- Games from Shakespeare's Globe's Playground site
- BBC Primary History Shakespeare games
- CBBC's Shakespeare page
- Playing for Shakespeare is a free desktop computer game for PCs and Macs from the Shakespeare birthplace trust
6. Brush up on your iambic pentameters
Don't feel confident enough to read (and explain!) Shakespeare's verse to children? No Fear Shakespeare offers 18 of Shakespeare's plays with a facing-page translation into modern English.
7. Immerse yourself in Shakespeare's language
Free audioclips of actors reciting Shakespeare are available from How to teach your children Shakespeare, as well as quotation sheets so they can follow the words as they're spoken. We also love RE:Shakespeare, an immersive learning Android app designed to bring Shakespeare to life for school students with contributions from David Tennant, hip-hop artist Akala, beatboxing champion Shlomo, spoken word artist Indigo Williams and RSC Director Iqbal Khan.
If you're feeling confident, why not have a go at creating your own Shakespearean-style characters, dialogue and stories with the story starters and activities in My Book of Stories: Write your own Shakespearean Tales?
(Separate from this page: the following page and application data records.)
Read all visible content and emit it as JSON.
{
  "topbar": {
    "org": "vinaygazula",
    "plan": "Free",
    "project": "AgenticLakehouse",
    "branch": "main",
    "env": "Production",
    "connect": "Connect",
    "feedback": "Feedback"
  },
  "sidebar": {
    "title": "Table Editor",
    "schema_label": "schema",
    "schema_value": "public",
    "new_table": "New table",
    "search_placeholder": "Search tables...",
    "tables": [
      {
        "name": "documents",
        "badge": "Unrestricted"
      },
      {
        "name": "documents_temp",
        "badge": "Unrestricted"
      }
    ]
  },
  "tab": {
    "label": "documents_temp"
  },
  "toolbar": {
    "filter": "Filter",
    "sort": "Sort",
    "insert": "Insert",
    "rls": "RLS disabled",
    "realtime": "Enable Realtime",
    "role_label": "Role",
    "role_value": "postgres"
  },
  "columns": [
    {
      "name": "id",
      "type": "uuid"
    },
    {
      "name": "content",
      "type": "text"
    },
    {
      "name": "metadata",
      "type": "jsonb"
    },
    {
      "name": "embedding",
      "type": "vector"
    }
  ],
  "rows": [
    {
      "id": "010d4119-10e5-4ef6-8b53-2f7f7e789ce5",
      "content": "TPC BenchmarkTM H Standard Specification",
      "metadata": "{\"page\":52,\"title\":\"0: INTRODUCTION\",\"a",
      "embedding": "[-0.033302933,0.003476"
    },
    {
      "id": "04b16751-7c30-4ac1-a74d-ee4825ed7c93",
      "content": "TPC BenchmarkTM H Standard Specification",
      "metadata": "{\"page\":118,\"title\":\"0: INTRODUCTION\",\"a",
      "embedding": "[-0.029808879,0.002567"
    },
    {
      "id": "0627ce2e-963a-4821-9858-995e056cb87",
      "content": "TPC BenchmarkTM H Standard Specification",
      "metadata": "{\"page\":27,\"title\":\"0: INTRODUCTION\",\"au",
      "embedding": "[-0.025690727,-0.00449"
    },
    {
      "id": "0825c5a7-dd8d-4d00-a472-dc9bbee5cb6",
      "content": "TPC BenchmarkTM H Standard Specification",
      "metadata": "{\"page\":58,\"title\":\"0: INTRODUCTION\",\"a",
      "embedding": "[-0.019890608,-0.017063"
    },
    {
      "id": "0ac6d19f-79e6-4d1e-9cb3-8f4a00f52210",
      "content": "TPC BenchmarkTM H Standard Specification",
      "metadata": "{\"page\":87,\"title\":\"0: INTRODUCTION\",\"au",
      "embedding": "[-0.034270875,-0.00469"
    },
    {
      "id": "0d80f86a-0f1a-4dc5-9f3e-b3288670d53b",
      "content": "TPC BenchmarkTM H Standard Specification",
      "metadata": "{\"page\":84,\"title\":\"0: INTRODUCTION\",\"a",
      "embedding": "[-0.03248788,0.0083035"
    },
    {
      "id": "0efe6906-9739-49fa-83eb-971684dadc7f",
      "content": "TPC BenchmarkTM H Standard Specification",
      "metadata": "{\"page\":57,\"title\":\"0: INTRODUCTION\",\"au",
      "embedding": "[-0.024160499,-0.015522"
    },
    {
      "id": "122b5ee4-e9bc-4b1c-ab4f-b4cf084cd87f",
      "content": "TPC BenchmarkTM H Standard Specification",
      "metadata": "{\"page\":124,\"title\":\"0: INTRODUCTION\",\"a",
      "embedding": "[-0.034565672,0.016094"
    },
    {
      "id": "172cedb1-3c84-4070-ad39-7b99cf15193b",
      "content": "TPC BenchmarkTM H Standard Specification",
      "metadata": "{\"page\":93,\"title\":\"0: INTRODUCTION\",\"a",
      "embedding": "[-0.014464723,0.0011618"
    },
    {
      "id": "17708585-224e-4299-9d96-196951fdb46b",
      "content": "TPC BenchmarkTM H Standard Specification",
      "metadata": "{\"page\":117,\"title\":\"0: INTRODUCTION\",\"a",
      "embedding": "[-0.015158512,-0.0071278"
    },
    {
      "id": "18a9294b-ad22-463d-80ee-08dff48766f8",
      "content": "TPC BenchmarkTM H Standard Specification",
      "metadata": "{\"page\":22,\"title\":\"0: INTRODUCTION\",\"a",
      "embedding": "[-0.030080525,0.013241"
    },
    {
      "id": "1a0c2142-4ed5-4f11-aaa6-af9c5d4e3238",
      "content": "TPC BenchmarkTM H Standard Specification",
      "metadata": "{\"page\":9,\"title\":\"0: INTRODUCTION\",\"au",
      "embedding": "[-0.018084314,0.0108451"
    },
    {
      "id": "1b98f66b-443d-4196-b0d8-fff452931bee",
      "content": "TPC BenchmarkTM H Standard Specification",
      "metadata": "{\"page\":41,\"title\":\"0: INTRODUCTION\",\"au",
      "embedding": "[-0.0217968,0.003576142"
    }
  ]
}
8. Arm yourself with a few choice Shakespearean insults
Teach your child a few Shakespearean insults and they'll never be lost for a witty riposte in the playground again. How about “Thou art like a toad; ugly and venomous.” (As You Like It) or “Thou are pigeon-liver’d and lack gall.” (Hamlet)? The Cambridge School Shakespeare's Create an Insult generator and the Shakespeare Insult-o-matic are sure to become firm family favourites, too.
9. Read Shakespeare: the comics
Dramatic events, comic characters and memorable locations make Shakespeare's plays into fantastic comic books.
Classical Comics offers Shakespeare graphic novels for older kids in three versions: original text, plain text and quick text. If your child loves superhero stories and contemporary comics they'll be captivated by these illustration-led retellings.
You can also watch a modern animation version of Much Ado About Nothing and even a Shakespeare rap for young children to demonstrate how relevant Shakespeare's stories and words still are.
10. Become a Shakespeare expert in minutes
“In ancient Greece, where there were no pens and paper, students were taught the art of memory using everyday objects as visual cues. Images are how the brain has evolved to learn and remember. Therefore, presenting these plays visually all at once is the best way of introducing young children to the world of Shakespeare,” says Christopher Lloyd, author of the What on Earth? Wallbook of Shakespeare, a fold-out timeline wallbook of all of Shakespeare's plays. At 2.4 metres long the timeline is packed with characters, plots and emotions to explore; don't be surprised if your primary-schooler spends hours examining the intricate detail.
11. Take part in the Shakespeare Schools Festival
Shakespeare Schools Festival (SSF) is the UK's largest youth drama festival. Each autumn, four schools a night perform four different half-hour Shakespeare plays in their local professional theatre; the SSF offers teachers support and resources to help them stage and direct their own Shakespeare productions. SSF have worked with 100,000 young people across the UK since 2000 and welcome children from all areas, cultures and backgrounds. Contact them to find out more about what putting on a Shakespeare production could offer children at your child's school.
Photo: Children enjoy a nature walk at Mary Arden’s Farm. Photo by Amy Murrell 2012, courtesy of the Shakespeare Birthplace Trust